▶ [WHAT THE TASK ASKS] Reproduce the data, keeping every word exactly as it is.

PROVIDED DATA Start Marker

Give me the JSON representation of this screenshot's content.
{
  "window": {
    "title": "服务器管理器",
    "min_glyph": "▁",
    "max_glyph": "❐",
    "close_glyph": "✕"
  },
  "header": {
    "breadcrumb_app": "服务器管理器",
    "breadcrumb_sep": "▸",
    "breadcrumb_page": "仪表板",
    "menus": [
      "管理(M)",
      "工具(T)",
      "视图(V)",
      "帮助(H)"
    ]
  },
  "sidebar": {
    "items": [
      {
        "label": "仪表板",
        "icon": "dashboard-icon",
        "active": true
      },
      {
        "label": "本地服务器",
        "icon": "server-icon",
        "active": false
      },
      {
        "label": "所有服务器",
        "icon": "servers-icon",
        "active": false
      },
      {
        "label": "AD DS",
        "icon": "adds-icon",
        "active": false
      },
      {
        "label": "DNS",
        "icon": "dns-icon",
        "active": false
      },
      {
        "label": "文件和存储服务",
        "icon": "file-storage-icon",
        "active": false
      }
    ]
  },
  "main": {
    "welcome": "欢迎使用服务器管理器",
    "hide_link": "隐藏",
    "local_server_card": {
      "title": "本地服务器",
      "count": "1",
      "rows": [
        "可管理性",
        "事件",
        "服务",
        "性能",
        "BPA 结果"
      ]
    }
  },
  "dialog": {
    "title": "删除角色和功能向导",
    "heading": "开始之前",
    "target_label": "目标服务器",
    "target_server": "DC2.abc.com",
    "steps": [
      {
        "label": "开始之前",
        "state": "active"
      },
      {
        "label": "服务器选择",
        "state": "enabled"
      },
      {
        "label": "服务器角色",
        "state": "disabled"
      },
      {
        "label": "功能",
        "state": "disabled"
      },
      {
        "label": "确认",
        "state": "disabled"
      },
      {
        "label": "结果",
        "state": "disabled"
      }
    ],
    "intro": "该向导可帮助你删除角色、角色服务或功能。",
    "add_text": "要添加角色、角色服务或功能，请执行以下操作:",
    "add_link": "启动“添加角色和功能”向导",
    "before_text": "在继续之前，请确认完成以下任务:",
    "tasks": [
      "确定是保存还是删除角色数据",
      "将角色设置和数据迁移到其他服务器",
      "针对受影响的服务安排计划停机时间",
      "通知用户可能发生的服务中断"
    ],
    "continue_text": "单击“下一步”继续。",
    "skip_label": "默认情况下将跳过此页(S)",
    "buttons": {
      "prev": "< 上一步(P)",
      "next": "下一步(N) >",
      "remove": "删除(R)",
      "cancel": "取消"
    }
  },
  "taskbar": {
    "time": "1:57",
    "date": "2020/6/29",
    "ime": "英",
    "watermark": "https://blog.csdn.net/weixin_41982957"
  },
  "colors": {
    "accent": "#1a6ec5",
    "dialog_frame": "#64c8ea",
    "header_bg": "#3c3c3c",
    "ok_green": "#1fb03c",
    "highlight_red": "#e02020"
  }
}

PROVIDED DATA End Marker

▶ [RESPONSE BELOW]
Give me the JSON representation of this screenshot's content.
{
  "window": {
    "title": "服务器管理器",
    "min_glyph": "▁",
    "max_glyph": "❐",
    "close_glyph": "✕"
  },
  "header": {
    "breadcrumb_app": "服务器管理器",
    "breadcrumb_sep": "▸",
    "breadcrumb_page": "仪表板",
    "menus": [
      "管理(M)",
      "工具(T)",
      "视图(V)",
      "帮助(H)"
    ]
  },
  "sidebar": {
    "items": [
      {
        "label": "仪表板",
        "icon": "dashboard-icon",
        "active": true
      },
      {
        "label": "本地服务器",
        "icon": "server-icon",
        "active": false
      },
      {
        "label": "所有服务器",
        "icon": "servers-icon",
        "active": false
      },
      {
        "label": "AD DS",
        "icon": "adds-icon",
        "active": false
      },
      {
        "label": "DNS",
        "icon": "dns-icon",
        "active": false
      },
      {
        "label": "文件和存储服务",
        "icon": "file-storage-icon",
        "active": false
      }
    ]
  },
  "main": {
    "welcome": "欢迎使用服务器管理器",
    "hide_link": "隐藏",
    "local_server_card": {
      "title": "本地服务器",
      "count": "1",
      "rows": [
        "可管理性",
        "事件",
        "服务",
        "性能",
        "BPA 结果"
      ]
    }
  },
  "dialog": {
    "title": "删除角色和功能向导",
    "heading": "开始之前",
    "target_label": "目标服务器",
    "target_server": "DC2.abc.com",
    "steps": [
      {
        "label": "开始之前",
        "state": "active"
      },
      {
        "label": "服务器选择",
        "state": "enabled"
      },
      {
        "label": "服务器角色",
        "state": "disabled"
      },
      {
        "label": "功能",
        "state": "disabled"
      },
      {
        "label": "确认",
        "state": "disabled"
      },
      {
        "label": "结果",
        "state": "disabled"
      }
    ],
    "intro": "该向导可帮助你删除角色、角色服务或功能。",
    "add_text": "要添加角色、角色服务或功能，请执行以下操作:",
    "add_link": "启动“添加角色和功能”向导",
    "before_text": "在继续之前，请确认完成以下任务:",
    "tasks": [
      "确定是保存还是删除角色数据",
      "将角色设置和数据迁移到其他服务器",
      "针对受影响的服务安排计划停机时间",
      "通知用户可能发生的服务中断"
    ],
    "continue_text": "单击“下一步”继续。",
    "skip_label": "默认情况下将跳过此页(S)",
    "buttons": {
      "prev": "< 上一步(P)",
      "next": "下一步(N) >",
      "remove": "删除(R)",
      "cancel": "取消"
    }
  },
  "taskbar": {
    "time": "1:57",
    "date": "2020/6/29",
    "ime": "英",
    "watermark": "https://blog.csdn.net/weixin_41982957"
  },
  "colors": {
    "accent": "#1a6ec5",
    "dialog_frame": "#64c8ea",
    "header_bg": "#3c3c3c",
    "ok_green": "#1fb03c",
    "highlight_red": "#e02020"
  }
}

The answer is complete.